Count every line below containing "kinh"; state the number only.

◆ THE DATA ◆

----------------------------------------

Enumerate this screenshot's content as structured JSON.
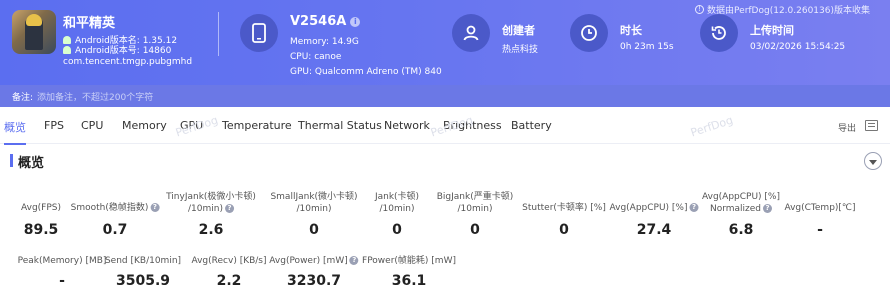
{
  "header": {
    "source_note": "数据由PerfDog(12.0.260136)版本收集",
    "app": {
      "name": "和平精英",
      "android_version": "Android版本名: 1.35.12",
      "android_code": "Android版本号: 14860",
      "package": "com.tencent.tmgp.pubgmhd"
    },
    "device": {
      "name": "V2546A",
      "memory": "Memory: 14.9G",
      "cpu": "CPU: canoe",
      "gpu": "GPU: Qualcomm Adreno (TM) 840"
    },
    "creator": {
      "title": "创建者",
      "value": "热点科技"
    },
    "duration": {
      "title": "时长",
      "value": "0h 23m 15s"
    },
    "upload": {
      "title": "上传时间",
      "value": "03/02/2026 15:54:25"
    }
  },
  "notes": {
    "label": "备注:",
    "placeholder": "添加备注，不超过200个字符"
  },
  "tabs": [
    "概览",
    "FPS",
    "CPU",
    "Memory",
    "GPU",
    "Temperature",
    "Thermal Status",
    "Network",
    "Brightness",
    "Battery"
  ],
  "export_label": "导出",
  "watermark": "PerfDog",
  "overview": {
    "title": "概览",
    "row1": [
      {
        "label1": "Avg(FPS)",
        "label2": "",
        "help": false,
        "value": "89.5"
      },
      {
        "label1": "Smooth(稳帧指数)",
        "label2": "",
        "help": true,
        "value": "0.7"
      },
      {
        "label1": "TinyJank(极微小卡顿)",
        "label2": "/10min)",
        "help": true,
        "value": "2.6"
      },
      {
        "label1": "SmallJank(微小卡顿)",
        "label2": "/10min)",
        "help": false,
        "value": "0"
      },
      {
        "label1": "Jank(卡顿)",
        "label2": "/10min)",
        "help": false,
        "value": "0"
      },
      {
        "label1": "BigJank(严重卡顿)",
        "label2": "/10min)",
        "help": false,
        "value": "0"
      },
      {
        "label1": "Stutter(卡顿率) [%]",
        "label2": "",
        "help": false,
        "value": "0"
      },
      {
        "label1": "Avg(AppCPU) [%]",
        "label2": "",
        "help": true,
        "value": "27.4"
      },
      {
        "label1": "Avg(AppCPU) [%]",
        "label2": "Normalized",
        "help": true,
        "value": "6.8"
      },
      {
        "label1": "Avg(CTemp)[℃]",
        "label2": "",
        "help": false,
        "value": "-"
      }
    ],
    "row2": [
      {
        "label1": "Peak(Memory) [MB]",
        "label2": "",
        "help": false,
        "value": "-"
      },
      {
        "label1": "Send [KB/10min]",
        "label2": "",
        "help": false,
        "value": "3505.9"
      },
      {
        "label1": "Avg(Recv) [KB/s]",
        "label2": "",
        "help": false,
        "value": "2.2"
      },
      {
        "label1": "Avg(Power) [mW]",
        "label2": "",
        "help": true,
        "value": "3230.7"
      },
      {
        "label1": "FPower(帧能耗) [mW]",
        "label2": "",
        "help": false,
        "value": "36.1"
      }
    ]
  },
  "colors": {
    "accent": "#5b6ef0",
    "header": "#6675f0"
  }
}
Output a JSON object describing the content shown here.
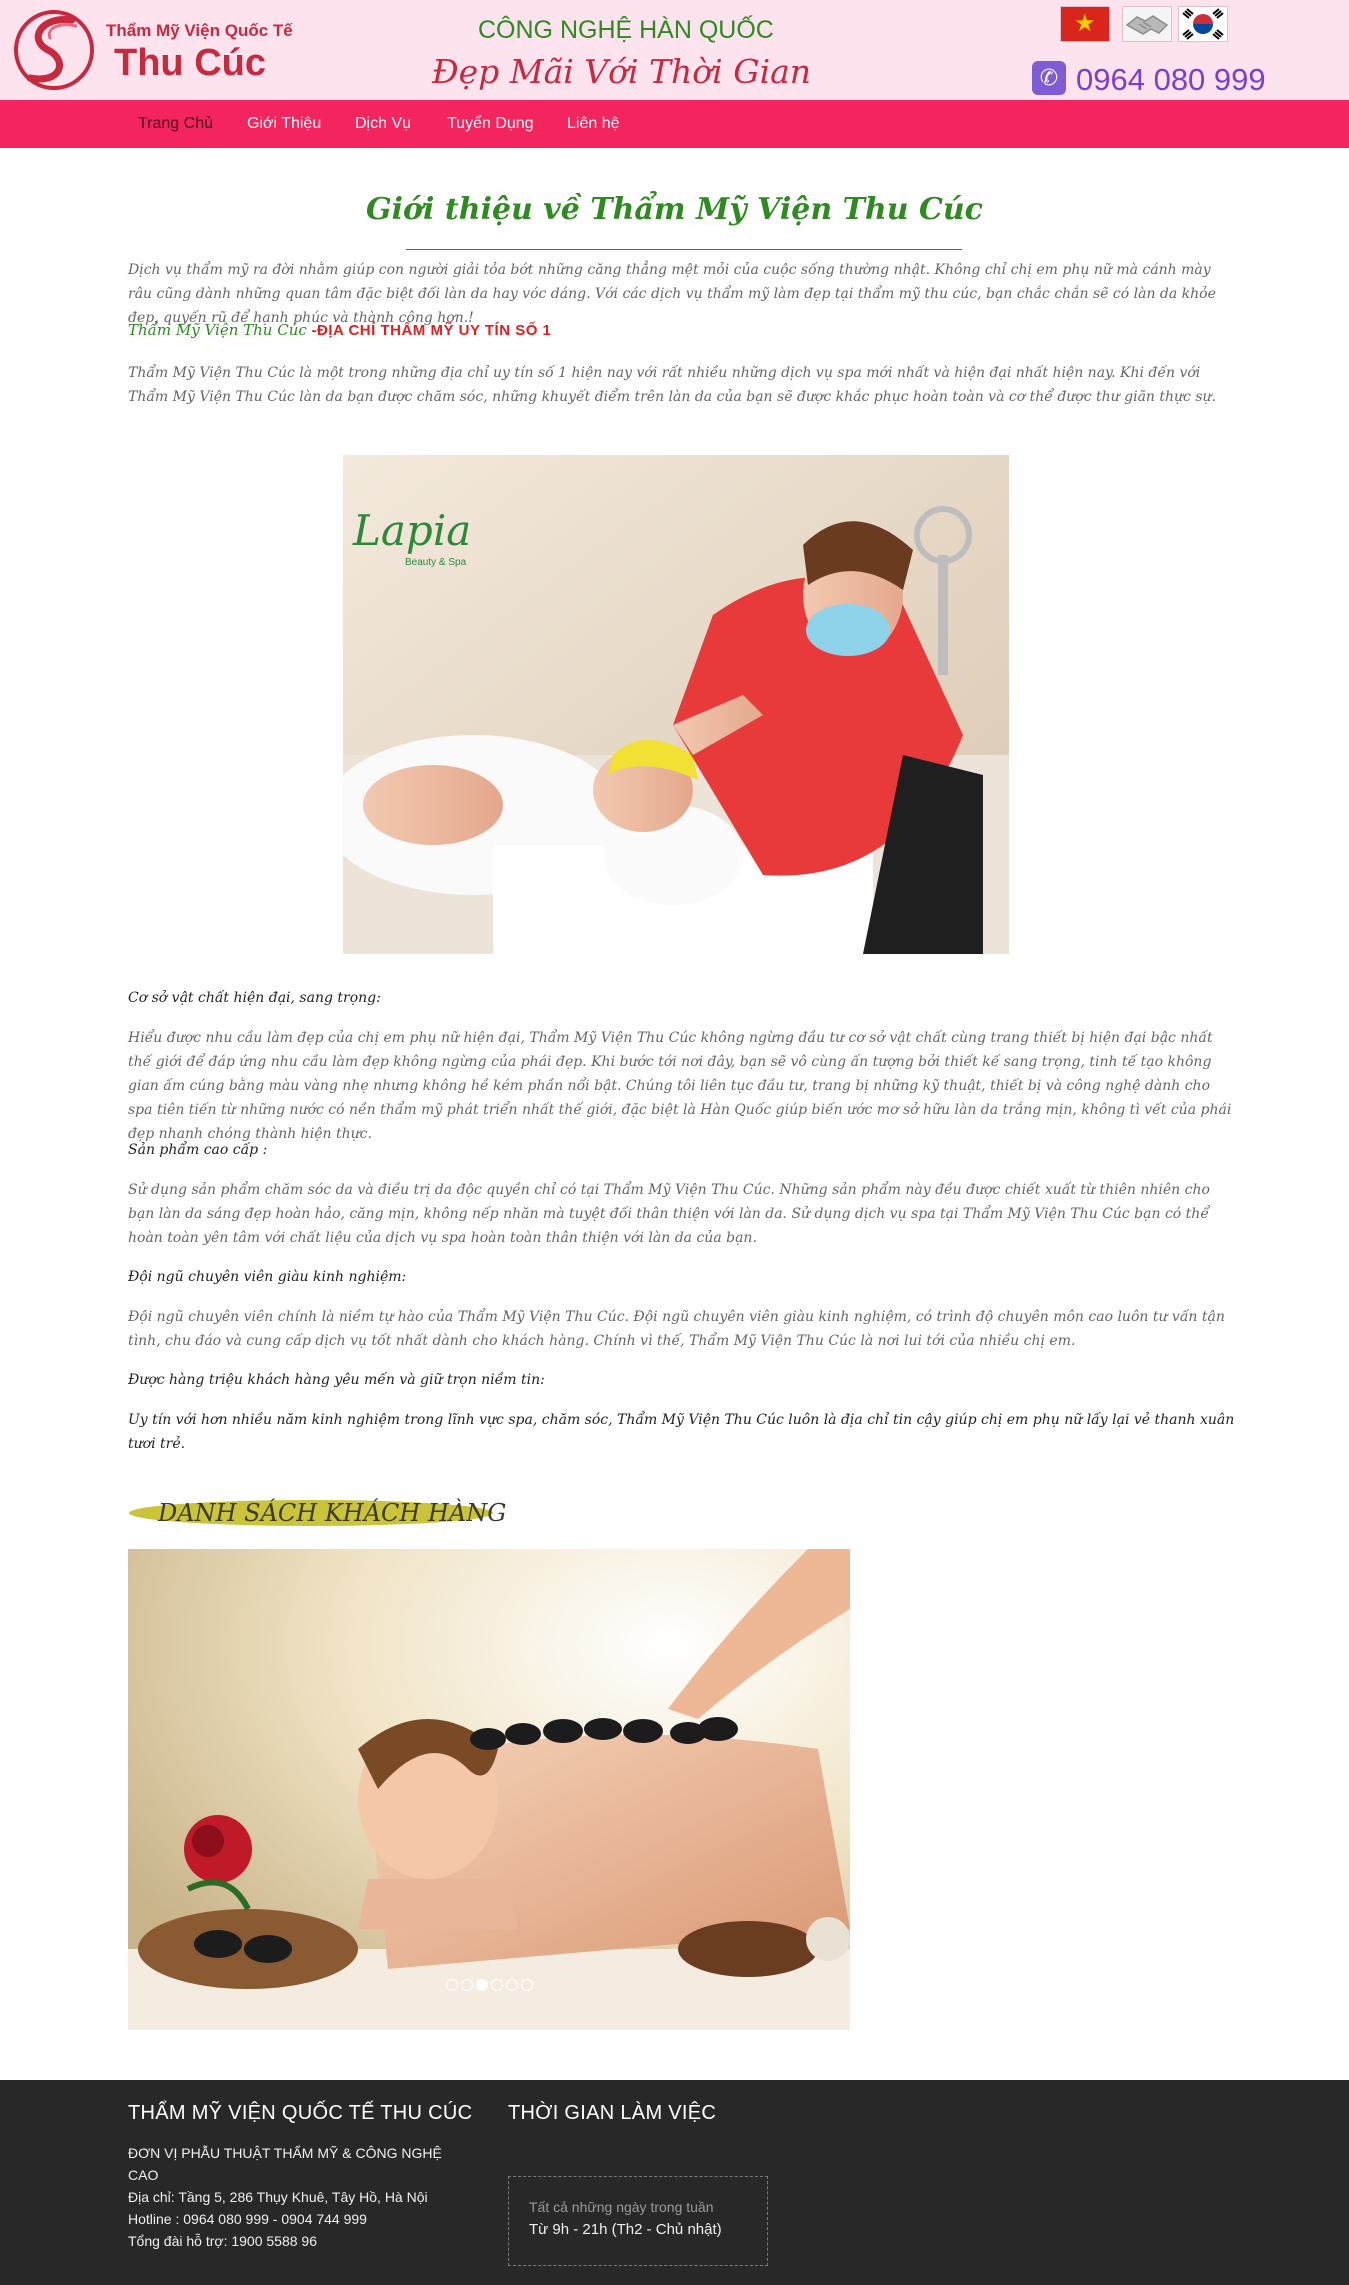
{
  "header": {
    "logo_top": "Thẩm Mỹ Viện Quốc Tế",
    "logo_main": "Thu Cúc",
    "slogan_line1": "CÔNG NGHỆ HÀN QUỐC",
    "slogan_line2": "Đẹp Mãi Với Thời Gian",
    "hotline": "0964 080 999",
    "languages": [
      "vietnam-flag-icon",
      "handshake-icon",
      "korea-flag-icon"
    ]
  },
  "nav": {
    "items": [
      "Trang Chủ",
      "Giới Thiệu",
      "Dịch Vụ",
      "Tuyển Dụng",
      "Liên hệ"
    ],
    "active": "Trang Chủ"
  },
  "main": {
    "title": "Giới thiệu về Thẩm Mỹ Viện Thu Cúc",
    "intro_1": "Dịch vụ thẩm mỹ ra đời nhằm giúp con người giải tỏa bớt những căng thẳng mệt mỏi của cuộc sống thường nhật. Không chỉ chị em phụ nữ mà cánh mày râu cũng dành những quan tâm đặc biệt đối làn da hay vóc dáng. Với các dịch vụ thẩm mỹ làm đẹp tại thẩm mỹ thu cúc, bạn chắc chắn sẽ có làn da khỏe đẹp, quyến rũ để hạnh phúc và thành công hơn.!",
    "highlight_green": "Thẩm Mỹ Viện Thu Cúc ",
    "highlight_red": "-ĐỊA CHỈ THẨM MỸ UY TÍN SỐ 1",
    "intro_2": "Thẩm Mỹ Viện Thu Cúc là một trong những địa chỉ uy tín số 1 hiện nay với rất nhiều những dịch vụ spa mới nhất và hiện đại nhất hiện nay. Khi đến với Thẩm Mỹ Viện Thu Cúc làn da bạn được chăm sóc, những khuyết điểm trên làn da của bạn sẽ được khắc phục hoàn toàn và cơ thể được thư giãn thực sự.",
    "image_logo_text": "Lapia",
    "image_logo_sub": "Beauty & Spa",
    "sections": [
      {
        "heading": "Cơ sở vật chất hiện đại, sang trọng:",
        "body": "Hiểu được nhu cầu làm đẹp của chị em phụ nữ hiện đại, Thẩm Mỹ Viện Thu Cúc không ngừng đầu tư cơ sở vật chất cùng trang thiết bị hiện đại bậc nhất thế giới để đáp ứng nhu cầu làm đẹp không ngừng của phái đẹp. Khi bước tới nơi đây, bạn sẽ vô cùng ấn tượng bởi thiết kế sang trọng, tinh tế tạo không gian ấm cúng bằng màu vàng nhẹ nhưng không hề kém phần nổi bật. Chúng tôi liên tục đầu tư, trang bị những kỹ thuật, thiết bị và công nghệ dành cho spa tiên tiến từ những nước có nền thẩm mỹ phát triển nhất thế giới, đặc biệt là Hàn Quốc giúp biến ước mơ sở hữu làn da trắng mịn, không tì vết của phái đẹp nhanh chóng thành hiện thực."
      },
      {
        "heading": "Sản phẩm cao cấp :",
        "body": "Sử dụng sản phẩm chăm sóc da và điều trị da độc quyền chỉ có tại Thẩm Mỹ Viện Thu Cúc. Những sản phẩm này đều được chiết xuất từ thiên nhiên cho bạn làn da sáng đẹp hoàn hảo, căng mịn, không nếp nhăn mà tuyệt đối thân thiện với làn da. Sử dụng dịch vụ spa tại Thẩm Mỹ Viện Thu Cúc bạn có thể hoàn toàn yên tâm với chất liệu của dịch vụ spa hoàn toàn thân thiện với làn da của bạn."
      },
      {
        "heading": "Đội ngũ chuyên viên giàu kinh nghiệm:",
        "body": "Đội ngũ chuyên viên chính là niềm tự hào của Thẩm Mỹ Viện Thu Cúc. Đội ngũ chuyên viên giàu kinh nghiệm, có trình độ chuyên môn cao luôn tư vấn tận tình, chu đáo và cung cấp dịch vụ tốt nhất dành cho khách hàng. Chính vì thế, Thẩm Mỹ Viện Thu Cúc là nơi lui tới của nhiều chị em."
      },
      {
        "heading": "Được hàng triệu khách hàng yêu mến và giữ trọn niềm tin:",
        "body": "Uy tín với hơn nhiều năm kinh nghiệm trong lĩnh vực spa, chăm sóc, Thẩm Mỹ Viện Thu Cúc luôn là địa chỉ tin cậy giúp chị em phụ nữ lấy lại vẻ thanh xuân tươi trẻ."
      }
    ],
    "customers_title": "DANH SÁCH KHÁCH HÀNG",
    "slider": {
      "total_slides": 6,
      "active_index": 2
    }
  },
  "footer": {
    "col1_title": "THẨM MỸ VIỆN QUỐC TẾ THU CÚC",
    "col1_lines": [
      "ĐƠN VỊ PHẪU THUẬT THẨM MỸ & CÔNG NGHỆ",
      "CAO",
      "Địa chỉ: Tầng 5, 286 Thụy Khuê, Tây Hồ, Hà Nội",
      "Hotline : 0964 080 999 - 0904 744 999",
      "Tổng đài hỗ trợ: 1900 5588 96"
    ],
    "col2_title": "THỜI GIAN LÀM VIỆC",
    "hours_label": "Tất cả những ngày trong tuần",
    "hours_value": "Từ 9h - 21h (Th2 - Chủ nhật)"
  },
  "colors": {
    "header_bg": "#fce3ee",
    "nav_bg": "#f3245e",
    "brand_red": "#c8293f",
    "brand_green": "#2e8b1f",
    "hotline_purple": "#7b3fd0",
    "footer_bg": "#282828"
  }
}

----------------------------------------

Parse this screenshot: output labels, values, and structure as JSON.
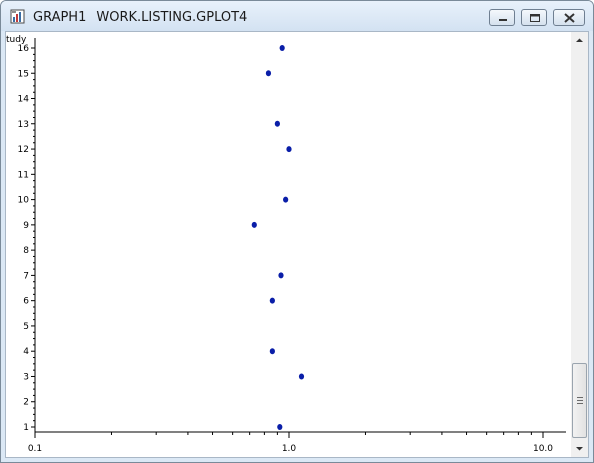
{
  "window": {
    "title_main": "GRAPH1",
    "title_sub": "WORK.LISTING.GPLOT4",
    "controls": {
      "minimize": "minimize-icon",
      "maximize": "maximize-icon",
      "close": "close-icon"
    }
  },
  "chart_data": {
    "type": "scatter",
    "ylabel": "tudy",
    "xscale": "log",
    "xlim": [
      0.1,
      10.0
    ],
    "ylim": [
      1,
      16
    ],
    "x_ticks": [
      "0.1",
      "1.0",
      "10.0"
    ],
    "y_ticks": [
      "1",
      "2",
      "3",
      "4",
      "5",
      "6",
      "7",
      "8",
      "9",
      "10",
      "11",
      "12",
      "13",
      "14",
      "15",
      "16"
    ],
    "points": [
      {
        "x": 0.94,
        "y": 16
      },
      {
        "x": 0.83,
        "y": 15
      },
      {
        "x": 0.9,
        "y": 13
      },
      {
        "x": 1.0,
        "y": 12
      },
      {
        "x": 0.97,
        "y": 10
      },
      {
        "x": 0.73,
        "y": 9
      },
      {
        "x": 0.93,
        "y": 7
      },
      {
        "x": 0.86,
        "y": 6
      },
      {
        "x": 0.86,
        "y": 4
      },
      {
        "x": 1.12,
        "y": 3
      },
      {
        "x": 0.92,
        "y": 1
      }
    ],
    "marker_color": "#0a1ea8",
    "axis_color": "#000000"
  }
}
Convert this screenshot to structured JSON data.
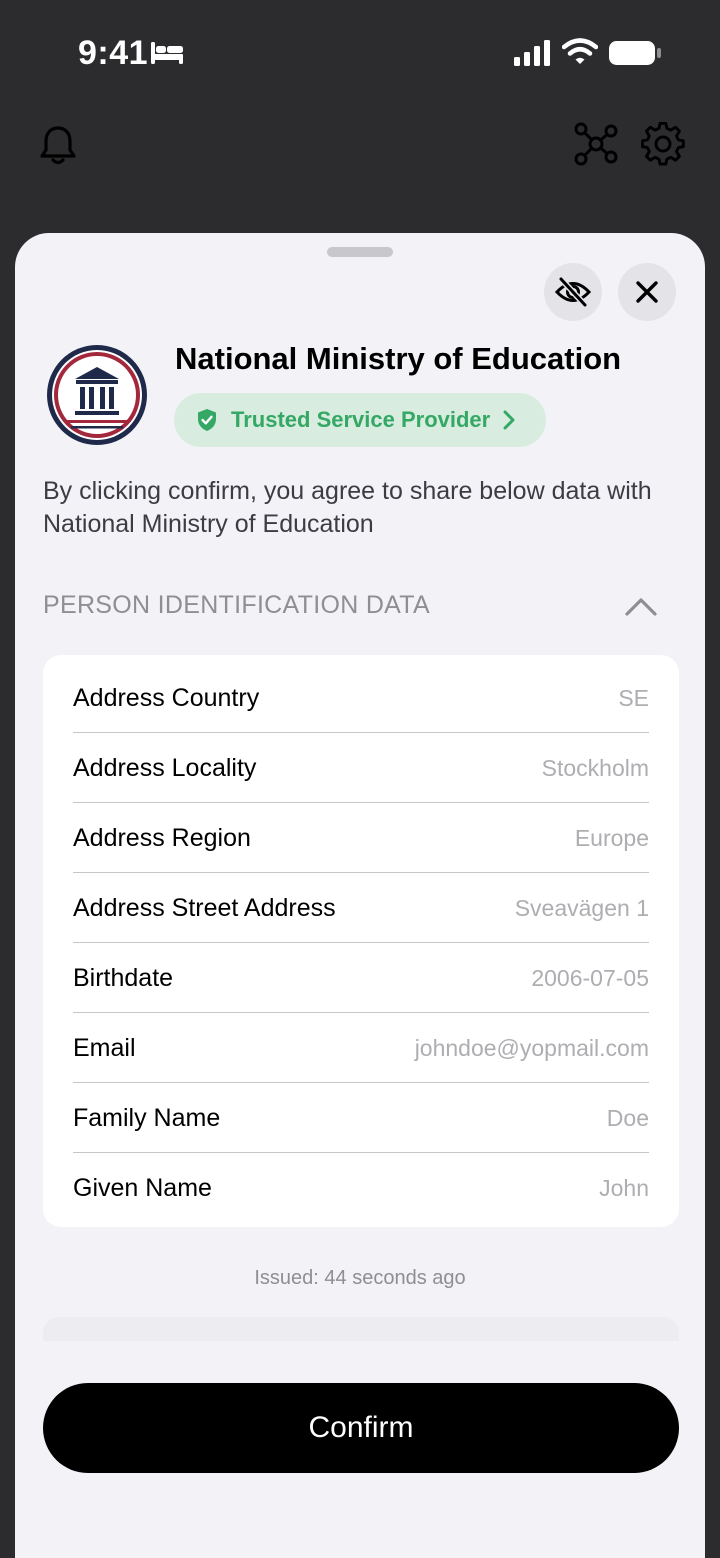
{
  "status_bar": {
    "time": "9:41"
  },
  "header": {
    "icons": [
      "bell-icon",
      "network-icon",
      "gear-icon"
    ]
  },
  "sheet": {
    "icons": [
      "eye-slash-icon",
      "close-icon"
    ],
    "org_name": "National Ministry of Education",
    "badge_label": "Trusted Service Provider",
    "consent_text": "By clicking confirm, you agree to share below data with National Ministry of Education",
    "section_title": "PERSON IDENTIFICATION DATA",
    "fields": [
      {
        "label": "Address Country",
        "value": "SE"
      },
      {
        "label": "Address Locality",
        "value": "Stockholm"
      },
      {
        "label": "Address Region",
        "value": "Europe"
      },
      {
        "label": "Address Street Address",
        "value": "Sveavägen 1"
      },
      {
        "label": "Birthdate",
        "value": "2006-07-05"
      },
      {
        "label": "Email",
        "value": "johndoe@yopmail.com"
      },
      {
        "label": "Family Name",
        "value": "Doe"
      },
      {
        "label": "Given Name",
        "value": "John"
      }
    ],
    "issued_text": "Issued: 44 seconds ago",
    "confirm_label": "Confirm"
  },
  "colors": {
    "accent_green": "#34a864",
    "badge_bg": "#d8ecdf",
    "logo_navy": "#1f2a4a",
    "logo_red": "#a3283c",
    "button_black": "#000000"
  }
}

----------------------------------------

◆ EXPECTED ANSWER ◆
3